**Problem statement**
Reproduce the data in full, exactly as it appears.

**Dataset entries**
================

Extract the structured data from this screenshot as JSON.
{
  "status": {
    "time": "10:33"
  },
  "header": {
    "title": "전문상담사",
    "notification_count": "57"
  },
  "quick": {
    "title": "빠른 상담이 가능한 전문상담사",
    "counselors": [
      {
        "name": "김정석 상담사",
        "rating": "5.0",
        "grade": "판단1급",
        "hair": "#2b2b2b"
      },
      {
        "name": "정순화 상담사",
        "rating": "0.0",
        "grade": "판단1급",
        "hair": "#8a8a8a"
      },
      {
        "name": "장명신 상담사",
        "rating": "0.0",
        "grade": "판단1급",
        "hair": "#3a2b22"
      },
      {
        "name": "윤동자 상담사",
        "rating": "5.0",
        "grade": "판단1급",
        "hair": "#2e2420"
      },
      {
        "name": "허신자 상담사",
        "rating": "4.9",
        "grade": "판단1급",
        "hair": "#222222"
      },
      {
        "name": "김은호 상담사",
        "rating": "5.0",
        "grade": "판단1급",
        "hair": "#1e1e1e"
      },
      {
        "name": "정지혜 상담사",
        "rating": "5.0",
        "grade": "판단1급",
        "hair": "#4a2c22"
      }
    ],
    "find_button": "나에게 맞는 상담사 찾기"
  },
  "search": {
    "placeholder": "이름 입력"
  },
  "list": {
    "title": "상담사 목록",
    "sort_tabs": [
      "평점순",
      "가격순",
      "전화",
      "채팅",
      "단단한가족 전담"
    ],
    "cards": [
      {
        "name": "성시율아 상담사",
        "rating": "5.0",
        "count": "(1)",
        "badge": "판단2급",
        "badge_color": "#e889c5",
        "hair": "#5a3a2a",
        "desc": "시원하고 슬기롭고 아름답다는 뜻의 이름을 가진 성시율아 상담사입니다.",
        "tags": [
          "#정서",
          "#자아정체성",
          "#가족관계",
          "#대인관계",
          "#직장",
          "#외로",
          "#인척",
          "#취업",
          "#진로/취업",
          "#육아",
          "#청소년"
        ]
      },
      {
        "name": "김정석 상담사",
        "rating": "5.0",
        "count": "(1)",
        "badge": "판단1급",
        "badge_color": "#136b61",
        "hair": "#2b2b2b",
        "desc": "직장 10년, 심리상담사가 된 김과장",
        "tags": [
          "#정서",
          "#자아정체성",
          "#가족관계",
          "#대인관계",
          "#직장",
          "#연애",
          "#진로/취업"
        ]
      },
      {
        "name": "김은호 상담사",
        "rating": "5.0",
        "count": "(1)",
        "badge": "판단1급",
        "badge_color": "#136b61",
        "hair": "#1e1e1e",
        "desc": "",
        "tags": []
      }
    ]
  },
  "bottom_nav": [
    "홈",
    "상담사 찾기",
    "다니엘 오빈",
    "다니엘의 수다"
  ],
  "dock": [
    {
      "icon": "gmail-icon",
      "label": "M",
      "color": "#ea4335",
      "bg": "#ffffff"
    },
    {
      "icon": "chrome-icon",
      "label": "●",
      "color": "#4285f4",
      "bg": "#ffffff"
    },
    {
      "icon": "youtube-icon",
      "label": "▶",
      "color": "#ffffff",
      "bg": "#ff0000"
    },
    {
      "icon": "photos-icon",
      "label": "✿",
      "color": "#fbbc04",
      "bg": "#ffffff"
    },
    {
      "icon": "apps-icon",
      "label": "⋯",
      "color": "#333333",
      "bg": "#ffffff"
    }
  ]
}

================

**Completed exercise**
Extract the structured data from this screenshot as JSON.
{
  "status": {
    "time": "10:33"
  },
  "header": {
    "title": "전문상담사",
    "notification_count": "57"
  },
  "quick": {
    "title": "빠른 상담이 가능한 전문상담사",
    "counselors": [
      {
        "name": "김정석 상담사",
        "rating": "5.0",
        "grade": "판단1급",
        "hair": "#2b2b2b"
      },
      {
        "name": "정순화 상담사",
        "rating": "0.0",
        "grade": "판단1급",
        "hair": "#8a8a8a"
      },
      {
        "name": "장명신 상담사",
        "rating": "0.0",
        "grade": "판단1급",
        "hair": "#3a2b22"
      },
      {
        "name": "윤동자 상담사",
        "rating": "5.0",
        "grade": "판단1급",
        "hair": "#2e2420"
      },
      {
        "name": "허신자 상담사",
        "rating": "4.9",
        "grade": "판단1급",
        "hair": "#222222"
      },
      {
        "name": "김은호 상담사",
        "rating": "5.0",
        "grade": "판단1급",
        "hair": "#1e1e1e"
      },
      {
        "name": "정지혜 상담사",
        "rating": "5.0",
        "grade": "판단1급",
        "hair": "#4a2c22"
      }
    ],
    "find_button": "나에게 맞는 상담사 찾기"
  },
  "search": {
    "placeholder": "이름 입력"
  },
  "list": {
    "title": "상담사 목록",
    "sort_tabs": [
      "평점순",
      "가격순",
      "전화",
      "채팅",
      "단단한가족 전담"
    ],
    "cards": [
      {
        "name": "성시율아 상담사",
        "rating": "5.0",
        "count": "(1)",
        "badge": "판단2급",
        "badge_color": "#e889c5",
        "hair": "#5a3a2a",
        "desc": "시원하고 슬기롭고 아름답다는 뜻의 이름을 가진 성시율아 상담사입니다.",
        "tags": [
          "#정서",
          "#자아정체성",
          "#가족관계",
          "#대인관계",
          "#직장",
          "#외로",
          "#인척",
          "#취업",
          "#진로/취업",
          "#육아",
          "#청소년"
        ]
      },
      {
        "name": "김정석 상담사",
        "rating": "5.0",
        "count": "(1)",
        "badge": "판단1급",
        "badge_color": "#136b61",
        "hair": "#2b2b2b",
        "desc": "직장 10년, 심리상담사가 된 김과장",
        "tags": [
          "#정서",
          "#자아정체성",
          "#가족관계",
          "#대인관계",
          "#직장",
          "#연애",
          "#진로/취업"
        ]
      },
      {
        "name": "김은호 상담사",
        "rating": "5.0",
        "count": "(1)",
        "badge": "판단1급",
        "badge_color": "#136b61",
        "hair": "#1e1e1e",
        "desc": "",
        "tags": []
      }
    ]
  },
  "bottom_nav": [
    "홈",
    "상담사 찾기",
    "다니엘 오빈",
    "다니엘의 수다"
  ],
  "dock": [
    {
      "icon": "gmail-icon",
      "label": "M",
      "color": "#ea4335",
      "bg": "#ffffff"
    },
    {
      "icon": "chrome-icon",
      "label": "●",
      "color": "#4285f4",
      "bg": "#ffffff"
    },
    {
      "icon": "youtube-icon",
      "label": "▶",
      "color": "#ffffff",
      "bg": "#ff0000"
    },
    {
      "icon": "photos-icon",
      "label": "✿",
      "color": "#fbbc04",
      "bg": "#ffffff"
    },
    {
      "icon": "apps-icon",
      "label": "⋯",
      "color": "#333333",
      "bg": "#ffffff"
    }
  ]
}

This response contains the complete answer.